> **HOW TO COMPLETE THIS TASK**
Go through the data below and gather each line containing "JSON".

> **Interface dataset entries**
****************
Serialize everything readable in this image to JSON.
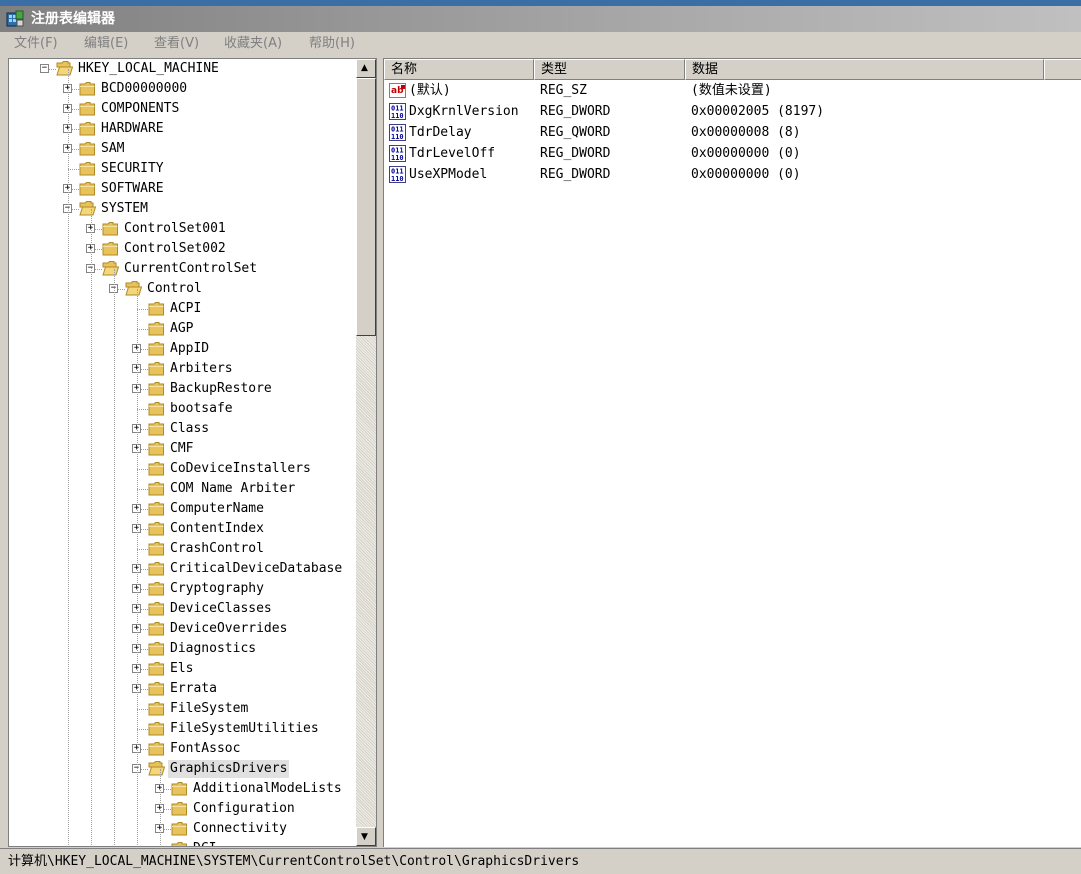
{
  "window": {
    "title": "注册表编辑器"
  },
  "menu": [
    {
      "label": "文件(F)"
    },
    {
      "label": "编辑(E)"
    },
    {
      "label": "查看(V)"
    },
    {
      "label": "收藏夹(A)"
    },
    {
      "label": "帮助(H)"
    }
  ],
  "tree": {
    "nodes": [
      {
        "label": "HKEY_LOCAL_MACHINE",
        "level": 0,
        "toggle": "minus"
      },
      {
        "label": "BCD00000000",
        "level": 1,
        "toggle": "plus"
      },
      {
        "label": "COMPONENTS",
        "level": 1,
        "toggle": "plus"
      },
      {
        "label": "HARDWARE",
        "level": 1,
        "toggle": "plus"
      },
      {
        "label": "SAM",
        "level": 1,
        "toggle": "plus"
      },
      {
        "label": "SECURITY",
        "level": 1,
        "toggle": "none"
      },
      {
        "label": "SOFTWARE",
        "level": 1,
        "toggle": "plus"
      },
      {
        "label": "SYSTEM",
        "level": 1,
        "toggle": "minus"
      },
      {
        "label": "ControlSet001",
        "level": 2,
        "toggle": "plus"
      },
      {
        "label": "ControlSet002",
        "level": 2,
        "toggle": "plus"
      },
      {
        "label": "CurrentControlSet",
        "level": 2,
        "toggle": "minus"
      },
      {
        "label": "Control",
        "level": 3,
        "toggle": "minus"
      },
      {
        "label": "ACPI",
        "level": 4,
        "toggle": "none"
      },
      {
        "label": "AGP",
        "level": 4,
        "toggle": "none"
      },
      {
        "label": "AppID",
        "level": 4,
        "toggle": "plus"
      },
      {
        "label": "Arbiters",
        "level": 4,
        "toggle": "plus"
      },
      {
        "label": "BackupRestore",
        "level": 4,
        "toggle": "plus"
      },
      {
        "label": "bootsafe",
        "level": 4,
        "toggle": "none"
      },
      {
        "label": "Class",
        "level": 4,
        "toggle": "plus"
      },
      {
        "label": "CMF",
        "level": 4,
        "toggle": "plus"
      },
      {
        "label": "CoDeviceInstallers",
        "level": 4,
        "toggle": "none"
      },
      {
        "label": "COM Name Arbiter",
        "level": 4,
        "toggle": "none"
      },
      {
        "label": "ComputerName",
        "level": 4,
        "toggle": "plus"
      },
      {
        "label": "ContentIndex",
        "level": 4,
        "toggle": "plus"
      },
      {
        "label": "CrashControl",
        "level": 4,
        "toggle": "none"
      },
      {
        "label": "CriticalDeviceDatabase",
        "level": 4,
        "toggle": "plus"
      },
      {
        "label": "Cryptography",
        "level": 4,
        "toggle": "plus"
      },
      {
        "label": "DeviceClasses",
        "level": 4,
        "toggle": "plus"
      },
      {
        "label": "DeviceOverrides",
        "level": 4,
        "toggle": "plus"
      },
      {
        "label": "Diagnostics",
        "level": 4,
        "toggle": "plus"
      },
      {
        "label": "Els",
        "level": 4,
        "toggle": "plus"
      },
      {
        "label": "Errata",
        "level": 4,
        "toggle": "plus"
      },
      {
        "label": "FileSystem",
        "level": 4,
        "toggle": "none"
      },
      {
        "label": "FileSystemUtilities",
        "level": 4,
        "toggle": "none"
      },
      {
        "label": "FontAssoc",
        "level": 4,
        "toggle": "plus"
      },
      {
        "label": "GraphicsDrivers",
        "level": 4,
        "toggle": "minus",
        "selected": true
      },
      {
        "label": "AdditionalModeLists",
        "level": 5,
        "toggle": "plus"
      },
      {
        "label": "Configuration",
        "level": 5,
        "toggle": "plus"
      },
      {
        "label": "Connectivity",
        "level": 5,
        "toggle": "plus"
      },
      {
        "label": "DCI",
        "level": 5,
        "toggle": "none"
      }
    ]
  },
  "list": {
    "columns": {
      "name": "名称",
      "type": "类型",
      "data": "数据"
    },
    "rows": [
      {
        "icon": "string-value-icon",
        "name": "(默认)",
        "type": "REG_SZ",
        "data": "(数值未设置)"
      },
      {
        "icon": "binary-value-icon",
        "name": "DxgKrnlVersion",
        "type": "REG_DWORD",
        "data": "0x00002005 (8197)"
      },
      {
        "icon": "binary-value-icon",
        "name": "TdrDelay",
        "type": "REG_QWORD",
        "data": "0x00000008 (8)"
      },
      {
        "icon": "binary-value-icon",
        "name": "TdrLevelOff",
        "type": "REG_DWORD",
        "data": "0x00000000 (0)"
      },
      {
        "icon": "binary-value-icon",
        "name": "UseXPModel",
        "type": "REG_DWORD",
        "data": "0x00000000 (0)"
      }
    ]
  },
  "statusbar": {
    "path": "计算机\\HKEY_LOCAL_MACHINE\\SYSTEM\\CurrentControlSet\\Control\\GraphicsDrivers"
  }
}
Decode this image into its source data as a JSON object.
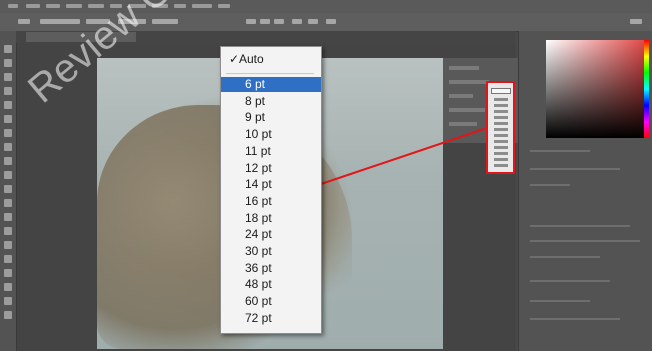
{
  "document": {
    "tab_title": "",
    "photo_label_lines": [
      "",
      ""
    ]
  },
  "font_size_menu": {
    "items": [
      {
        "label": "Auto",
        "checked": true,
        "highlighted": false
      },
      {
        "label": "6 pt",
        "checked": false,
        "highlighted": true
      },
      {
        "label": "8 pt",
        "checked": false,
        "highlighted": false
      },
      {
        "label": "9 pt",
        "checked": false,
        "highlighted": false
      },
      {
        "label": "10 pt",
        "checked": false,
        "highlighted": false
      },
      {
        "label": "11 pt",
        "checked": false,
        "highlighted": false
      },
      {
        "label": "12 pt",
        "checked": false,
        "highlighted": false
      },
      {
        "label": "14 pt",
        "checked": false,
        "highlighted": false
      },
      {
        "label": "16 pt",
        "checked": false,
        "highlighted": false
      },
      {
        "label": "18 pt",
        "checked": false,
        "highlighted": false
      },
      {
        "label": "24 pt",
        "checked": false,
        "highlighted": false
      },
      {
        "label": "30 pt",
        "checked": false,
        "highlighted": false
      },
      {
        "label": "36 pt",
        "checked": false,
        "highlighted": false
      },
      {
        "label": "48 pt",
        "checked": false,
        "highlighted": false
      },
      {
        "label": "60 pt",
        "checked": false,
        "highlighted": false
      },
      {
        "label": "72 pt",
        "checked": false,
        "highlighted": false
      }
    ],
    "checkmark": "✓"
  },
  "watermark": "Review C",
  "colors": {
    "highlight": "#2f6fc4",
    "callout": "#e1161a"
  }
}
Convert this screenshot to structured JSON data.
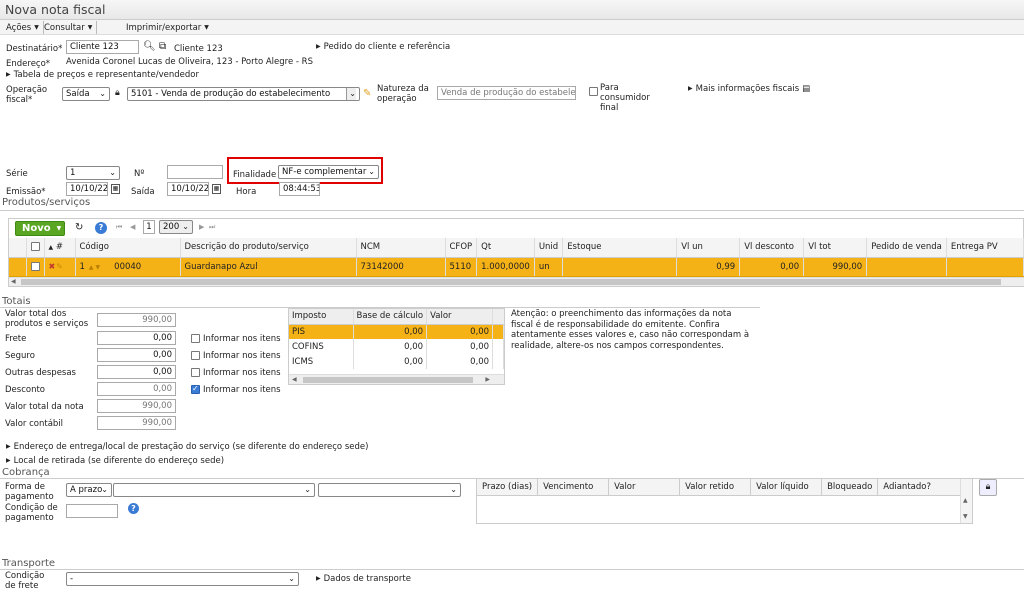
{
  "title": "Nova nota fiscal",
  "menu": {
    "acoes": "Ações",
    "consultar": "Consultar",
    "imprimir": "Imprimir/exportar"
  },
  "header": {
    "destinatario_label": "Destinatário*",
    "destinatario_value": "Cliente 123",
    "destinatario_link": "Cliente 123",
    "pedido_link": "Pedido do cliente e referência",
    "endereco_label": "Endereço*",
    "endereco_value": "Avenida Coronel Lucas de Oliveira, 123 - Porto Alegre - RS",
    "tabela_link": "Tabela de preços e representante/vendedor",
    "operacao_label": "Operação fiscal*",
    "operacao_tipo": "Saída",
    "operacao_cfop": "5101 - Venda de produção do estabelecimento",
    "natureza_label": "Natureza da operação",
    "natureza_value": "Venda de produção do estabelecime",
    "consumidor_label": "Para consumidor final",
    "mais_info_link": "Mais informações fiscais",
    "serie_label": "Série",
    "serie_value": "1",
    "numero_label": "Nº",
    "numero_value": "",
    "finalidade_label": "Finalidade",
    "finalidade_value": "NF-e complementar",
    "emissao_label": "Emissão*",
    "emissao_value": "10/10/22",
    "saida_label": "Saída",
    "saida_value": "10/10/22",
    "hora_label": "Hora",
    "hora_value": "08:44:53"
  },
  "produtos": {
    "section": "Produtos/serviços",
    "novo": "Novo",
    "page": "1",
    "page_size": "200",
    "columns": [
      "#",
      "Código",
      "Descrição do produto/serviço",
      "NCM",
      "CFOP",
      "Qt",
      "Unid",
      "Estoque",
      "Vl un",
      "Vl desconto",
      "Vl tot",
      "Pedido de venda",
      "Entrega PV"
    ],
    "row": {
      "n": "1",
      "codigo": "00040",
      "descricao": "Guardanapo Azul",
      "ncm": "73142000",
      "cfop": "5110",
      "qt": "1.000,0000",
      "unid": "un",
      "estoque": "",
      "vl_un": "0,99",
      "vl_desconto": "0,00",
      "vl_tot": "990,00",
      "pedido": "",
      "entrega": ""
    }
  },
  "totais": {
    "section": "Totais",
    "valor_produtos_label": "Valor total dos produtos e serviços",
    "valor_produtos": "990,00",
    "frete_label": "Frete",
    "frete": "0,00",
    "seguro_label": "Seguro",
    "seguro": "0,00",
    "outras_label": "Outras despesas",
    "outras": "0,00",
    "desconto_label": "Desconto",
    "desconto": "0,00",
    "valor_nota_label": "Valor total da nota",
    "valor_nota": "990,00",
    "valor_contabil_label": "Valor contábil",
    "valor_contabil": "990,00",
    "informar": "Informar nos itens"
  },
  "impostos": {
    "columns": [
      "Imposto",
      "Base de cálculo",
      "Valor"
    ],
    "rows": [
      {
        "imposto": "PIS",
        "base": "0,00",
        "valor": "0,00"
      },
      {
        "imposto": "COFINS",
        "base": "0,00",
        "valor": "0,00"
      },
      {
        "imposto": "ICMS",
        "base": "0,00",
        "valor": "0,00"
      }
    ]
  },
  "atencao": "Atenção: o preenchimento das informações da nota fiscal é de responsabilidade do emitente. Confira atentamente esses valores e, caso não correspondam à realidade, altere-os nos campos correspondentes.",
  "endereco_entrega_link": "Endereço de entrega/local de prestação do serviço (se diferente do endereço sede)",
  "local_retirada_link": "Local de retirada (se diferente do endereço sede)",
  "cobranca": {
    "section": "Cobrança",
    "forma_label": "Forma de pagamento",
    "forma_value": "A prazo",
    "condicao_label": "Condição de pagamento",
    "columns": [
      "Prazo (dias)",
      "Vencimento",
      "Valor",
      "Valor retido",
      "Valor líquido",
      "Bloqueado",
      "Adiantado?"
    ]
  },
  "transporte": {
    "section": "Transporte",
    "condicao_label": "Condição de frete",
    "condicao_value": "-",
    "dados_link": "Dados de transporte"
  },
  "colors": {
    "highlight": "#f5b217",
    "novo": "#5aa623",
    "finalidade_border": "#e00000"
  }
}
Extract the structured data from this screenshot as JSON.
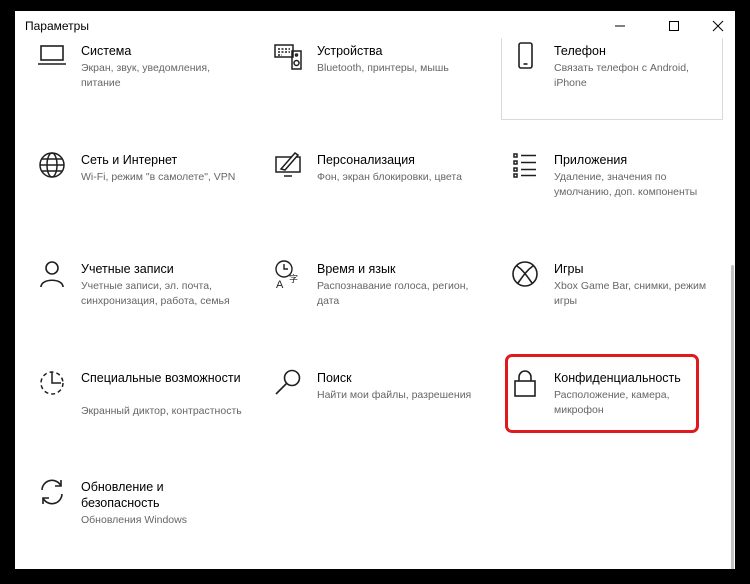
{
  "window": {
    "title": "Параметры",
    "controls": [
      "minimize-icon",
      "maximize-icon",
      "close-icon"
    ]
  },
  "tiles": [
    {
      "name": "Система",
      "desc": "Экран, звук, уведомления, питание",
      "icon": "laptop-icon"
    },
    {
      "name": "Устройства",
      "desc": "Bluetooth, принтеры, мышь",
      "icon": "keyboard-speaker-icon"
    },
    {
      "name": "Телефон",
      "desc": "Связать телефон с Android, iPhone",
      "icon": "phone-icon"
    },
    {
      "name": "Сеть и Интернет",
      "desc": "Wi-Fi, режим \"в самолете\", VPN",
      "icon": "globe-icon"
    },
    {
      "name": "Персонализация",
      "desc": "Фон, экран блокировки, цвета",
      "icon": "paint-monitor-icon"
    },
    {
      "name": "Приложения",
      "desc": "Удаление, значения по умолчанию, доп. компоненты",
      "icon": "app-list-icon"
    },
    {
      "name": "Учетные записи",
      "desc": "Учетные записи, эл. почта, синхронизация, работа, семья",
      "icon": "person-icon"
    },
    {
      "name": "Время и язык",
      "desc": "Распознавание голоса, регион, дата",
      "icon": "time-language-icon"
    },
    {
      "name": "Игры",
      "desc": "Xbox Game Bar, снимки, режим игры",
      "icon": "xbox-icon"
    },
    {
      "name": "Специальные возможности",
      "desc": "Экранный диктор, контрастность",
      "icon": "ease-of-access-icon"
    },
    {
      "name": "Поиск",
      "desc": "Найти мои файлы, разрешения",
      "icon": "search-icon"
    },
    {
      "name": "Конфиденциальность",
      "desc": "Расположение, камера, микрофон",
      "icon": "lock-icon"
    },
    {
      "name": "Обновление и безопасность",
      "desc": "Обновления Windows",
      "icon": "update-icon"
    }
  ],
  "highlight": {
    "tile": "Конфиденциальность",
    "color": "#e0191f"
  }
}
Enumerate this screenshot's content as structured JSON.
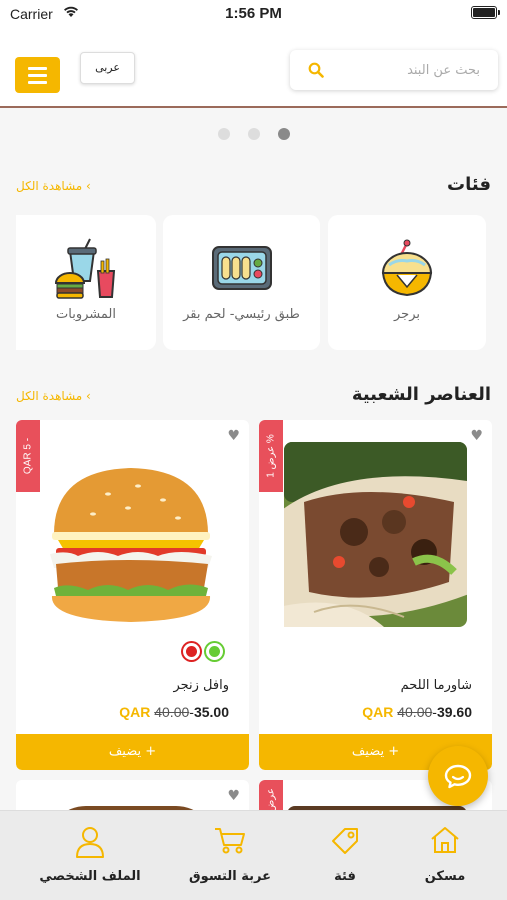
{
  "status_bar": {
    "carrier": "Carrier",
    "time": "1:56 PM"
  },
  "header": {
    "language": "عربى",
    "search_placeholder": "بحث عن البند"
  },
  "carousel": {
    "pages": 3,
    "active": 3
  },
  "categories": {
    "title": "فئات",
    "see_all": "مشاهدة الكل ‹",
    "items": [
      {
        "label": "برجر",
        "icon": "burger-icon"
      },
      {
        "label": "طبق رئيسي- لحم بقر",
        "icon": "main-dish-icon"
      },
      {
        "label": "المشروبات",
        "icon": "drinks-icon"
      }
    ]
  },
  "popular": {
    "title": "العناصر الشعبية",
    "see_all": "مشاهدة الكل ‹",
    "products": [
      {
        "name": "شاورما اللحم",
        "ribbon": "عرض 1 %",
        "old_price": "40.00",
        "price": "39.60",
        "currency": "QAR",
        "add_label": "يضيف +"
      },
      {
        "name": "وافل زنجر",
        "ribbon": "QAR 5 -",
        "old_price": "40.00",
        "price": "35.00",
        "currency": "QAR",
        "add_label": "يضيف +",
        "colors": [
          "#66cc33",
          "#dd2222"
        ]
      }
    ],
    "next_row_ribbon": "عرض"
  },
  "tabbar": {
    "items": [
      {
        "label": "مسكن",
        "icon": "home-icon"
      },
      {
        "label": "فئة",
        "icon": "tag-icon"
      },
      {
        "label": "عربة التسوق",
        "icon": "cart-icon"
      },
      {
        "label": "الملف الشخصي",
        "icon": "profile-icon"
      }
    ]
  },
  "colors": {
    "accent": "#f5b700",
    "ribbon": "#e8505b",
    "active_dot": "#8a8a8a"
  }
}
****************
> **FINAL ANSWER**
Serialize everything readable in this image to JSON.
Decode this image into its source data as a JSON object.
Convert this screenshot to structured JSON data.
Extract the structured data from this screenshot as JSON.
Enumerate this screenshot's content as structured JSON.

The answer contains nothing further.